Dataset excerpts
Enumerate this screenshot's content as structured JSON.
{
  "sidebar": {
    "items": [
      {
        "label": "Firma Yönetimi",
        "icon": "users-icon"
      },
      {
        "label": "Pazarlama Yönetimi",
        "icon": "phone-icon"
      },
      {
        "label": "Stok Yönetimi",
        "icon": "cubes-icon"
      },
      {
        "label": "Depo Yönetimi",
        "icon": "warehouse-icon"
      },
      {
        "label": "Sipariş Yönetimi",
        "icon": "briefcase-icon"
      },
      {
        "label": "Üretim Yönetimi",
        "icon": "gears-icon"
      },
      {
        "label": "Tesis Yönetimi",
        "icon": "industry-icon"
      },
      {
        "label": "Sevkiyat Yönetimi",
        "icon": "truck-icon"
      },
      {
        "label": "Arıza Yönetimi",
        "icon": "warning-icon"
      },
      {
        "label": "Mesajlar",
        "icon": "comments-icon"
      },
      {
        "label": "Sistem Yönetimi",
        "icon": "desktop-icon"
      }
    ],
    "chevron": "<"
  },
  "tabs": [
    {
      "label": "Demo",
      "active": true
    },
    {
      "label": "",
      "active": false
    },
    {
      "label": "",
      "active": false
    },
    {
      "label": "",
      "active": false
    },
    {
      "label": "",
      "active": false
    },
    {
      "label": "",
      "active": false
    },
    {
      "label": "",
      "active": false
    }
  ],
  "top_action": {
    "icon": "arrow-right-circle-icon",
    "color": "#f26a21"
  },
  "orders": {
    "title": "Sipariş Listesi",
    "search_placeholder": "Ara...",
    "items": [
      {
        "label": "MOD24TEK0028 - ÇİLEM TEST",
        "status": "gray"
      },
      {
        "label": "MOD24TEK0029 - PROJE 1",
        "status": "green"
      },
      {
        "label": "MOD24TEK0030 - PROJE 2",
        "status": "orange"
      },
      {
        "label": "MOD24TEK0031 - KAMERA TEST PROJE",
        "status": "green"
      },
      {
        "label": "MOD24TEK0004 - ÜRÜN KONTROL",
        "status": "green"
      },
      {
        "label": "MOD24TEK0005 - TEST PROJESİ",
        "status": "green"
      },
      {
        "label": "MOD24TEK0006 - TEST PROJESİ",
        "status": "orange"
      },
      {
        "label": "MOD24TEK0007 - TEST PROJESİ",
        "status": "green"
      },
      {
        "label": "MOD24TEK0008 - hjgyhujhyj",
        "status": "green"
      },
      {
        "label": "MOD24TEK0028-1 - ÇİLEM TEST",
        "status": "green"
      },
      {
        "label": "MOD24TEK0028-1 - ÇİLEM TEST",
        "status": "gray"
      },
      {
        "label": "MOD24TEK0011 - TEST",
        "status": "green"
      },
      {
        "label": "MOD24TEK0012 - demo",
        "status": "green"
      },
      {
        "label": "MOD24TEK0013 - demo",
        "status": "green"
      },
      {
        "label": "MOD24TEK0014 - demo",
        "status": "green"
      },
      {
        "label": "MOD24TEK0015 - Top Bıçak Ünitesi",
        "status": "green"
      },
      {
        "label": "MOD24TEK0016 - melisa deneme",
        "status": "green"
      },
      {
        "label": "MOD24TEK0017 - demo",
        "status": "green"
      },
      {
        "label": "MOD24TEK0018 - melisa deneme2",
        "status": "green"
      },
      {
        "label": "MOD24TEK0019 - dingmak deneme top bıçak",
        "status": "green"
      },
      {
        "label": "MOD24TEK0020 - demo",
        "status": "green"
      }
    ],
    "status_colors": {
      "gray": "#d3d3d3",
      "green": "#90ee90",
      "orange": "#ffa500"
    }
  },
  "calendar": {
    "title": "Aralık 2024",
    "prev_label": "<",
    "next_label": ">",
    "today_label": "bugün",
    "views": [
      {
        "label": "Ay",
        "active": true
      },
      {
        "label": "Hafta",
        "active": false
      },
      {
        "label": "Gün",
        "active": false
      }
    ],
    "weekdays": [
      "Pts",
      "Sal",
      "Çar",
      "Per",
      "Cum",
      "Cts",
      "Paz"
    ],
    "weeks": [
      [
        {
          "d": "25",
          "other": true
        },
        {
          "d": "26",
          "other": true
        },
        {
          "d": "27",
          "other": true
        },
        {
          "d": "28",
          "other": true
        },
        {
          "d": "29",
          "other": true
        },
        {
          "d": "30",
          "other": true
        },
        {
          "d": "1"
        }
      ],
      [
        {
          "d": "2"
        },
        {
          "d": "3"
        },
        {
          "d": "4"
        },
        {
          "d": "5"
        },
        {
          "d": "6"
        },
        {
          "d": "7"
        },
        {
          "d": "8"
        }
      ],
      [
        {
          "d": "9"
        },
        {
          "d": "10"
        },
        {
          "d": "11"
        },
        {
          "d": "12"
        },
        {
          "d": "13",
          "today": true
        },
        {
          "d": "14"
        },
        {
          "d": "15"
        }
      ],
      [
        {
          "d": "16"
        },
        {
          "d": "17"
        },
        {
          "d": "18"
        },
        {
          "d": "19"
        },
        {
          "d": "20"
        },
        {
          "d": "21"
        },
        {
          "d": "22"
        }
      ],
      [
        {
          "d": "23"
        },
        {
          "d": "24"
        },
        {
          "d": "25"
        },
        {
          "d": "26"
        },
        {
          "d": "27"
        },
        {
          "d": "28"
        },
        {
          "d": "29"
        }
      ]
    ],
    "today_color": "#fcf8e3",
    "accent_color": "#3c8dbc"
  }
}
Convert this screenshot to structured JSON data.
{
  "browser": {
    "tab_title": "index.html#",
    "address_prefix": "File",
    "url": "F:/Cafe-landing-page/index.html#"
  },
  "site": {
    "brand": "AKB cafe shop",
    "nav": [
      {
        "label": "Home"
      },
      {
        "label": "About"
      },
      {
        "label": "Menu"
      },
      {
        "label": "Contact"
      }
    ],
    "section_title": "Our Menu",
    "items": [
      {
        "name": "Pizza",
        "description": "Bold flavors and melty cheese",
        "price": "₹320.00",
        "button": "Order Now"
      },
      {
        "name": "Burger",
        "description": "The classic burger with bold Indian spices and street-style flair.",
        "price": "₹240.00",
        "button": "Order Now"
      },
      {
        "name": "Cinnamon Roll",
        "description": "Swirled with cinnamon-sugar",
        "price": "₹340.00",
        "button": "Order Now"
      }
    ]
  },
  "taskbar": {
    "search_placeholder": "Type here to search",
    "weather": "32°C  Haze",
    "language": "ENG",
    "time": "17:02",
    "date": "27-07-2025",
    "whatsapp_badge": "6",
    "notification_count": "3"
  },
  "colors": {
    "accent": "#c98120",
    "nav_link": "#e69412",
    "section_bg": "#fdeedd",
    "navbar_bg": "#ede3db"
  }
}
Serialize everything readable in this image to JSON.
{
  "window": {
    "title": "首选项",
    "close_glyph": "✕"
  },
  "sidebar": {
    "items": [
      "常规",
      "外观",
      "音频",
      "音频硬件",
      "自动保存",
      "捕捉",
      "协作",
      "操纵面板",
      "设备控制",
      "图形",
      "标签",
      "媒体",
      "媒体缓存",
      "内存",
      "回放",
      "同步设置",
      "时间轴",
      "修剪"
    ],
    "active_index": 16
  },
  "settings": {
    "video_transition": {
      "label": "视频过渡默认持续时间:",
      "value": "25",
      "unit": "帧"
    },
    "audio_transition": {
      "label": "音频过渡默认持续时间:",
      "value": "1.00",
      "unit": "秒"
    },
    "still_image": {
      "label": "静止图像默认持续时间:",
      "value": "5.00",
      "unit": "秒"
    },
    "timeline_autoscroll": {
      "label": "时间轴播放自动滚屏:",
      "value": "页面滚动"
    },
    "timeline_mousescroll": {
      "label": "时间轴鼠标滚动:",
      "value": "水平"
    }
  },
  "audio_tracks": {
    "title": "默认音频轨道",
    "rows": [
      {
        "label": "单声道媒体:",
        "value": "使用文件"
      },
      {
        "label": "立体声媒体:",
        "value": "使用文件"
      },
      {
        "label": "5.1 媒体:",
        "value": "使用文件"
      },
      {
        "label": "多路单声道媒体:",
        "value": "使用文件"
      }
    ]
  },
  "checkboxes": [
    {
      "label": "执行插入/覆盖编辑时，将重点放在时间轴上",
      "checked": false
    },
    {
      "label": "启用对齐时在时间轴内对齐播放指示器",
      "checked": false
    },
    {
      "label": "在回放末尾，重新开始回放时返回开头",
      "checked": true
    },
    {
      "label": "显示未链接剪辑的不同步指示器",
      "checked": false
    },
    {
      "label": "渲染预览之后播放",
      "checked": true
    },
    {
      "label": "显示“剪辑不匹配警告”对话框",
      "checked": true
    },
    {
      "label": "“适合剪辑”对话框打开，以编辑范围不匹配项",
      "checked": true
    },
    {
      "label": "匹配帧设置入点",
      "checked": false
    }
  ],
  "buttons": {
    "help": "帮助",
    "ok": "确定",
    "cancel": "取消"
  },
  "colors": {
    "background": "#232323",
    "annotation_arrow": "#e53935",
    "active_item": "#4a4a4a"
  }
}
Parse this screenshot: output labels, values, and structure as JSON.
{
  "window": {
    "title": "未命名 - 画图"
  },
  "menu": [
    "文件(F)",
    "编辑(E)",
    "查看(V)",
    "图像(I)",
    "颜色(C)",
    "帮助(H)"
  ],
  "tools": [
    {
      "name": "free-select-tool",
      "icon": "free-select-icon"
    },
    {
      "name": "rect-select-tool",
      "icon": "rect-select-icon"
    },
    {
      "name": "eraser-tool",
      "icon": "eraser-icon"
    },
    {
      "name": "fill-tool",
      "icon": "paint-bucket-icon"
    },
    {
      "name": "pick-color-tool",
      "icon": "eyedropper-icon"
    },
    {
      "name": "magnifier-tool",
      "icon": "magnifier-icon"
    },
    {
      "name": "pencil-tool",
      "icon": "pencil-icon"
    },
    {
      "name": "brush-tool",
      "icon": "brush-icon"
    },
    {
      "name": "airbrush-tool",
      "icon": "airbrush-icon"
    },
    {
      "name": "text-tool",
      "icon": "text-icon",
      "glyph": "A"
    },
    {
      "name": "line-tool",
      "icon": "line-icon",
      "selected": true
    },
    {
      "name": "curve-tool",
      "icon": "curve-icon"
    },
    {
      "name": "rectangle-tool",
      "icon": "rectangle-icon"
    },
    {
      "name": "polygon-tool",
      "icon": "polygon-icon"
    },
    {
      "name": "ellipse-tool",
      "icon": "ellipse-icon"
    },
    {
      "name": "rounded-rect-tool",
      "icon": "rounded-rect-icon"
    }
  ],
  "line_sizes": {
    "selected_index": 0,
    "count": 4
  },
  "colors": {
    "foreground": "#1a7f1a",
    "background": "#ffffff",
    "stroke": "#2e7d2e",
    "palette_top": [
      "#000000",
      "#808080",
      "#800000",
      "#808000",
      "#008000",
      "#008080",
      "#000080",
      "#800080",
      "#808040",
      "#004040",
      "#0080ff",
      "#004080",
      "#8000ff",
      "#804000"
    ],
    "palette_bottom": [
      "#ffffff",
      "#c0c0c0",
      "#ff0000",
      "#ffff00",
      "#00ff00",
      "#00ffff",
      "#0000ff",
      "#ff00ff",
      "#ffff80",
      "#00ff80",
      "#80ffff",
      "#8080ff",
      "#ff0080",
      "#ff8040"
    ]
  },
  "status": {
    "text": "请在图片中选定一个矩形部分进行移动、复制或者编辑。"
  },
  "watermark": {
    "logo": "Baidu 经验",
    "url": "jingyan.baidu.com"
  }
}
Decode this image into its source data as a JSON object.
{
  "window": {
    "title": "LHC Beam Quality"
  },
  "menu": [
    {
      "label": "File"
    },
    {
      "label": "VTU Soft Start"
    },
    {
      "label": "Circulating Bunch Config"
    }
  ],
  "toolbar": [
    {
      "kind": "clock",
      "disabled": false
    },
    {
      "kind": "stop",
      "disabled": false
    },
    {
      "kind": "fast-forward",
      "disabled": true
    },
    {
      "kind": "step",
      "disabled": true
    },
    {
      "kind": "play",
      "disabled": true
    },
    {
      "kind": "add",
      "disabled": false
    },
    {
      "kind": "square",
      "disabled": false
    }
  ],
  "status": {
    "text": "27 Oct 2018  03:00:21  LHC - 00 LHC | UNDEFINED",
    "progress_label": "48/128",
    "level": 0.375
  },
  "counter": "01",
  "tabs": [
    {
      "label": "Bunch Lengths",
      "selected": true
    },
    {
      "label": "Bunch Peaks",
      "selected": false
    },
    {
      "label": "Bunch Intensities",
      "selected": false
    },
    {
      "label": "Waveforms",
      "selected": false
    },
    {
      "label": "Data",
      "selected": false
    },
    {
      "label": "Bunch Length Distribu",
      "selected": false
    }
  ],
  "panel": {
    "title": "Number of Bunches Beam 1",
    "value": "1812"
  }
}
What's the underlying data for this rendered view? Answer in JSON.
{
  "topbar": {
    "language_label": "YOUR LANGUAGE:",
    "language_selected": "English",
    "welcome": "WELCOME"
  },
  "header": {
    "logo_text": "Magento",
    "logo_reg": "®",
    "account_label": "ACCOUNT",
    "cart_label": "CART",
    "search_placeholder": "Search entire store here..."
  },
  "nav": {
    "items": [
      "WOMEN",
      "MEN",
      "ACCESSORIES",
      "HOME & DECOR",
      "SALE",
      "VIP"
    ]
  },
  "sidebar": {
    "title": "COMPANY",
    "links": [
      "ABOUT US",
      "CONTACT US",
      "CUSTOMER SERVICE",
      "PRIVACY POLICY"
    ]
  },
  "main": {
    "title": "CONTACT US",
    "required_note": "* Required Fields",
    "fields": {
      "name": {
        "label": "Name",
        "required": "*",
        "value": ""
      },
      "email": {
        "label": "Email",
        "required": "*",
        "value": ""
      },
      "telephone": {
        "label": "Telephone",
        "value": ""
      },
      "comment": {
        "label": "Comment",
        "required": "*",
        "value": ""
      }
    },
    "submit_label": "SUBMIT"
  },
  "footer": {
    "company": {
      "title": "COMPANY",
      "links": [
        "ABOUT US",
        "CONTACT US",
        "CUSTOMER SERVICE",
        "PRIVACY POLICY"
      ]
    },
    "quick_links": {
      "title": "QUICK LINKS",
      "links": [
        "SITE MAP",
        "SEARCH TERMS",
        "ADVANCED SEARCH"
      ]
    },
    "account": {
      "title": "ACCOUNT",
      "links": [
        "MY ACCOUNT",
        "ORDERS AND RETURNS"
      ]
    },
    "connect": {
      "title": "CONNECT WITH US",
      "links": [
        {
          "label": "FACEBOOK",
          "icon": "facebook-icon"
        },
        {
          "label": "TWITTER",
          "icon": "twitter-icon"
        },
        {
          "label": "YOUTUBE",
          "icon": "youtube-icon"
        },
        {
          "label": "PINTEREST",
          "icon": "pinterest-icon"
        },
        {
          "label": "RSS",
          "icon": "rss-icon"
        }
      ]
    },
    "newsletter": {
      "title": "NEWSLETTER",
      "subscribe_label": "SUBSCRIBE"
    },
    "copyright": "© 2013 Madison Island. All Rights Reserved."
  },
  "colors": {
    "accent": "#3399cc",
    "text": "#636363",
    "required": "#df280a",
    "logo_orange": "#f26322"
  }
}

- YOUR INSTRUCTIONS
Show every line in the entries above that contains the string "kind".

- RESULT BELOW
      "kind": "clock",
      "kind": "stop",
      "kind": "fast-forward",
      "kind": "step",
      "kind": "play",
      "kind": "add",
      "kind": "square",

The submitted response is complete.